_Your task:_
In the entries below, find each line bearing the string "JSON" and copy it.

_Data extracts:_
┄┄┄┄┄┄┄┄┄┄┄┄┄┄┄┄┄┄┄┄

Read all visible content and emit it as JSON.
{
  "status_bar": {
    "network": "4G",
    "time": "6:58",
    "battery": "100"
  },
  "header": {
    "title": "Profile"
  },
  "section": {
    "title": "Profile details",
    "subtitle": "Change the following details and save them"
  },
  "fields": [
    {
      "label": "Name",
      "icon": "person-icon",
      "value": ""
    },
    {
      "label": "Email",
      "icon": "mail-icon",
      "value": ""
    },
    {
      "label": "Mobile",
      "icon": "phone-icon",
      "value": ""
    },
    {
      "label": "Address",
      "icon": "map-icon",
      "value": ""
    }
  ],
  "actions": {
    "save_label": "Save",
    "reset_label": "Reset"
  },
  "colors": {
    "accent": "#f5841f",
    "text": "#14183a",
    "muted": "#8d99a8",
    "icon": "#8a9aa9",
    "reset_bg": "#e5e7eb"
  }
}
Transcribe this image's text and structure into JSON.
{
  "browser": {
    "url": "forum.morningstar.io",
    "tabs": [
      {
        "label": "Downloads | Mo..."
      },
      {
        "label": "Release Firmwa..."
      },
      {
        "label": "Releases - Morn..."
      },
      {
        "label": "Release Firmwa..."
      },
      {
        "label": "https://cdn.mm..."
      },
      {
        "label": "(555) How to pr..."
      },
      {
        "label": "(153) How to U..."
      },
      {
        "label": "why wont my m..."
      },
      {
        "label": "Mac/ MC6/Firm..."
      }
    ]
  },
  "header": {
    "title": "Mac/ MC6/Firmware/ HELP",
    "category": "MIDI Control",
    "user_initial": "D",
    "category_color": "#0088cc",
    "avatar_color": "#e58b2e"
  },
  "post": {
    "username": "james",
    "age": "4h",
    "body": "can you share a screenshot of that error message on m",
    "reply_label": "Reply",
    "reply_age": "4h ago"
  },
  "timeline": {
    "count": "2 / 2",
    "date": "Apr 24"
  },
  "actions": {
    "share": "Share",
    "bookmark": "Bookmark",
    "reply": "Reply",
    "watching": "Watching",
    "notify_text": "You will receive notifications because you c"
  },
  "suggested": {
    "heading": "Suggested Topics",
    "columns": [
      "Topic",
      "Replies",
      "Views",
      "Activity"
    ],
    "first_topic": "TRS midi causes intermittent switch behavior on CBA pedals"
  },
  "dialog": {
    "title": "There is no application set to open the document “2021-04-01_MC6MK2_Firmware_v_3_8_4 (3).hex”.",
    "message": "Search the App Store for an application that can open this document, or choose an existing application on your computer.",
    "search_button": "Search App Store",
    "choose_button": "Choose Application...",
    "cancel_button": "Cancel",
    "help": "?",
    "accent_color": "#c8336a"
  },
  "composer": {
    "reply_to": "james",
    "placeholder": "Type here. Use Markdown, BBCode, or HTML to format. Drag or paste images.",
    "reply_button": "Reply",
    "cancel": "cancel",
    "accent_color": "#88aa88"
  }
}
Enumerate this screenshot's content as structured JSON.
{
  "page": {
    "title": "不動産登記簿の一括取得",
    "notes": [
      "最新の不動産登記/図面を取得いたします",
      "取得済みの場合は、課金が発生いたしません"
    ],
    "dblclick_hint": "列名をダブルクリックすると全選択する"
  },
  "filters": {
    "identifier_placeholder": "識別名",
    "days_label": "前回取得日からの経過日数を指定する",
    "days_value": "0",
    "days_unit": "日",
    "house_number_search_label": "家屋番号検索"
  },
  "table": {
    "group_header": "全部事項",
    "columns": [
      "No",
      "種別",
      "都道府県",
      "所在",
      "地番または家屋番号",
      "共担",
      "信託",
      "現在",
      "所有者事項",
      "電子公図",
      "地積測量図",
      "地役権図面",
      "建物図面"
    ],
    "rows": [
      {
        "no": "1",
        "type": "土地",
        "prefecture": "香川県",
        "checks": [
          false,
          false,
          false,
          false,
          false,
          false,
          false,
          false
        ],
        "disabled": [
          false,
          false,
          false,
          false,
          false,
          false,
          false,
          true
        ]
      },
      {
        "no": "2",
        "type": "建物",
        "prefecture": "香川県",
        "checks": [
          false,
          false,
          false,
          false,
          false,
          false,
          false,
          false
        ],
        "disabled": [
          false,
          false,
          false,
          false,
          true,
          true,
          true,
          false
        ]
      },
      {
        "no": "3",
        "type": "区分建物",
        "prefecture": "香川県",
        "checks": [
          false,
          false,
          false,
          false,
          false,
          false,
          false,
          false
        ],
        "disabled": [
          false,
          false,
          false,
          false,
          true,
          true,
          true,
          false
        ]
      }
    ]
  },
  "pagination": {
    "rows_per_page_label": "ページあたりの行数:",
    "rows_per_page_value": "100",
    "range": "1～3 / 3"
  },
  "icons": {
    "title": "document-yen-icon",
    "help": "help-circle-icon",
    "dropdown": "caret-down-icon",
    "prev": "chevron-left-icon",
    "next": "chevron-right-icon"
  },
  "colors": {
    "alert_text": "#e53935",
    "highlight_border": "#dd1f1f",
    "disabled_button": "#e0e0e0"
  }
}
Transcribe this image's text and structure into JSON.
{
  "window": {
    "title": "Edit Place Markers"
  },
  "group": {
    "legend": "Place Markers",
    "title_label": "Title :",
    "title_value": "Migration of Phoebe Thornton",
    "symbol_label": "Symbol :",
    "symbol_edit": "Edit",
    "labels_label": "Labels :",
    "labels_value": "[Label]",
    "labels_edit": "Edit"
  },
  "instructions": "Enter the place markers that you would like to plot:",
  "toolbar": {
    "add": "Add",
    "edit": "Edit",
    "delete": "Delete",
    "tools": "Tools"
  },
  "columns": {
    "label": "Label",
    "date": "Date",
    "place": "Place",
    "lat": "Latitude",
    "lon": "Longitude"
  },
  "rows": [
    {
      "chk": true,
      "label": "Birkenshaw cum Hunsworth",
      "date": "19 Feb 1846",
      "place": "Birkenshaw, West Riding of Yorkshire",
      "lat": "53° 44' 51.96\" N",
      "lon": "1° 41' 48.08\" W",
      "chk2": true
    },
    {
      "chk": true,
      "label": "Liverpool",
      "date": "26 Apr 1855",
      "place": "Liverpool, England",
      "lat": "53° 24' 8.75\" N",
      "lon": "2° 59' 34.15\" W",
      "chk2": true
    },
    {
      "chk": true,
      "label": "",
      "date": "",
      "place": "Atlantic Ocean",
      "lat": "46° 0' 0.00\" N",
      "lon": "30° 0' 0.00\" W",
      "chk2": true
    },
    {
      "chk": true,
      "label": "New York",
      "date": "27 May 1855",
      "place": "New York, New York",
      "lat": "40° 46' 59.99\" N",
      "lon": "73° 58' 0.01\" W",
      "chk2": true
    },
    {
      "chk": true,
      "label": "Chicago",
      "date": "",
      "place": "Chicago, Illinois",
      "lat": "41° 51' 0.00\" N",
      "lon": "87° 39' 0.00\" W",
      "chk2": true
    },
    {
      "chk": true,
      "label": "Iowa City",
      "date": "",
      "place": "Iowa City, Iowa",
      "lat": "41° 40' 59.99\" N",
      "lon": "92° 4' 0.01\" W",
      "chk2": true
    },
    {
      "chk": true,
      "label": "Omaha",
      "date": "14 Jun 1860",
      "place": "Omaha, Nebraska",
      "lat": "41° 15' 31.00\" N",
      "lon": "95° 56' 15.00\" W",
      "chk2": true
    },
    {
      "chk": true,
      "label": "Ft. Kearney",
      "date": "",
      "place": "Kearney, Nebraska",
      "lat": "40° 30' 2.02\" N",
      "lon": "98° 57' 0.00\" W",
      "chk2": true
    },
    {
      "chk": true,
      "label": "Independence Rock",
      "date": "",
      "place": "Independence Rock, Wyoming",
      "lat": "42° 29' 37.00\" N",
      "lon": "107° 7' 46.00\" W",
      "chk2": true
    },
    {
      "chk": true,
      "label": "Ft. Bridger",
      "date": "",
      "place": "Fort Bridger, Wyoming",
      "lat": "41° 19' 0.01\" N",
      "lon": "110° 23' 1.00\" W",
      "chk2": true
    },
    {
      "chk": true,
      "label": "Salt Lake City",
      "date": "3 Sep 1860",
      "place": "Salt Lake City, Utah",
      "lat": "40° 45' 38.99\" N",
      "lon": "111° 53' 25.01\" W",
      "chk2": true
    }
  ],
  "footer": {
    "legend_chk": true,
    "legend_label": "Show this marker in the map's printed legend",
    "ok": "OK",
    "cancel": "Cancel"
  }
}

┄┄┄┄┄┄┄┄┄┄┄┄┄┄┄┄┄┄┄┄

_Completed task:_
Read all visible content and emit it as JSON.
Transcribe this image's text and structure into JSON.
Enumerate this screenshot's content as structured JSON.
Transcribe this image's text and structure into JSON.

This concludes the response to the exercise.